“She returned early,” Mr. Galloway recalls, “and was involved in physically rebuilding the community. She took the lead on communications with residents who already returned, and those who were still scattered.” She was soon named to the board of 9-11 United Services Group, an umbrella organization that coordinated the work of all major non-profits responding to the aftermath of September 11.
As the rebuilding process gained momentum, Ms. Gupta was appointed to an advisory panel that offered community input on the design for the World Trade Center Memorial & Museum—a model of consultation and collaboration that is still, decades later, universally regarded as a success. More recently, she drew upon this experience to offer uniquely authoritative criticism for the rushed (and bitterly controversial) 2021 plan by then-Governor Andrew Cuomo to build an Essential Workers Monument in Rockefeller Park, with scant notice and no dialog. (That plan was ultimately placed on indefinite hold.)
Ms. Gupta also served on the 9-11 Survivor Steering Committee, which advises the World Trade Center Health Program, a tenure that would turn out to have deep personal resonance. “On the day her cancer was diagnosed,” Ms. Eida recalls, “Kathy was told she had no more than 11 months to live. That was six years ago. She never gave up—sshe had a life force that was remarkable.”
“Like far too many,” Ms. Forst notes, “Kathy succumbed to a September 11 illness. After 21 years, the specter of that day continues to touch our lives, as we continue to lose friends, many of whom helped our new neighborhood become a real community. Though Kathy was ill, she persisted. I am grateful to have known her and to have called her a friend.”
Ms. Meltzer adds, “I am proud to have known her. Kathy loved everything in a quiet, gentle manner. She was incredibly knowledgeable and intellectually curious with a broad range of experience, and the gift of her advice was valuable beyond measure.”

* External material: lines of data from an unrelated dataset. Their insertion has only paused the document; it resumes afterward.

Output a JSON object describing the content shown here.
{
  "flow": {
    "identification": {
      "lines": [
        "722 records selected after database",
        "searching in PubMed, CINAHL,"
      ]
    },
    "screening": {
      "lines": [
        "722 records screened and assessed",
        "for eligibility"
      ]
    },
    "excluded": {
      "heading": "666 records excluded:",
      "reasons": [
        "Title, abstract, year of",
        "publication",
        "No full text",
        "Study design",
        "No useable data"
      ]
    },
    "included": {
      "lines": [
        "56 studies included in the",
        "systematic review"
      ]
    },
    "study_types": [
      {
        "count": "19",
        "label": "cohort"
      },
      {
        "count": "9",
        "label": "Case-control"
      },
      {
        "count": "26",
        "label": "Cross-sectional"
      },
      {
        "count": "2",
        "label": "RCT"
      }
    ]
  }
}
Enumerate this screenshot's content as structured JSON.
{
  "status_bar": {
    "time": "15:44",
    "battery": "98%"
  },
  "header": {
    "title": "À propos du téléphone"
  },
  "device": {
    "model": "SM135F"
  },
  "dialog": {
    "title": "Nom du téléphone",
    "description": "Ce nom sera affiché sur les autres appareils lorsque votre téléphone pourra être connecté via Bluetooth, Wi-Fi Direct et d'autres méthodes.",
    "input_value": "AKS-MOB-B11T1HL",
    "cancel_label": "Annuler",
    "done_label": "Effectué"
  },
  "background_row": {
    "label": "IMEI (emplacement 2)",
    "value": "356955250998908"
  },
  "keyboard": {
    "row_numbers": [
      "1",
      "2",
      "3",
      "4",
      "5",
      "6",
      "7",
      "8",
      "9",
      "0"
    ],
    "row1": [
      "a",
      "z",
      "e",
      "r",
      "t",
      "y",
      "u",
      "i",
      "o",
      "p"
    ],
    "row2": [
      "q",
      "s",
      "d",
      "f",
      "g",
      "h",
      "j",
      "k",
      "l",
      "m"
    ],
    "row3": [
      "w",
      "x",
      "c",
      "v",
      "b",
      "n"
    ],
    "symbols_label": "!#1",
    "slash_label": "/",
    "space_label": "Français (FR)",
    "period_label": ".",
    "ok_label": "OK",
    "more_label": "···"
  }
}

“Her guidance and leadership and concern have made this community a much better place for everyone who followed,” Ms. Eida concludes. “But she made the world a better place, not just Battery Park City. It’s going to be really hard not to have her in the world.”
The Gupta family are planning multiple observances of her passing. Tomorrow (Wednesday, January 18), there will be a wake at the Greenwich Village Funeral Home (199 Bleecker Street), from 5pm to 8pm. On Thursday (January 19), a mass will be held at 3pm in St. Peter’s Roman Catholic Church (22 Barclay Street). And finally, the family will be holding a Celebration of Life party (at a date to be announced in the near future), where everyone who knew Ms. Gupta can honor, remember and commemorate her life.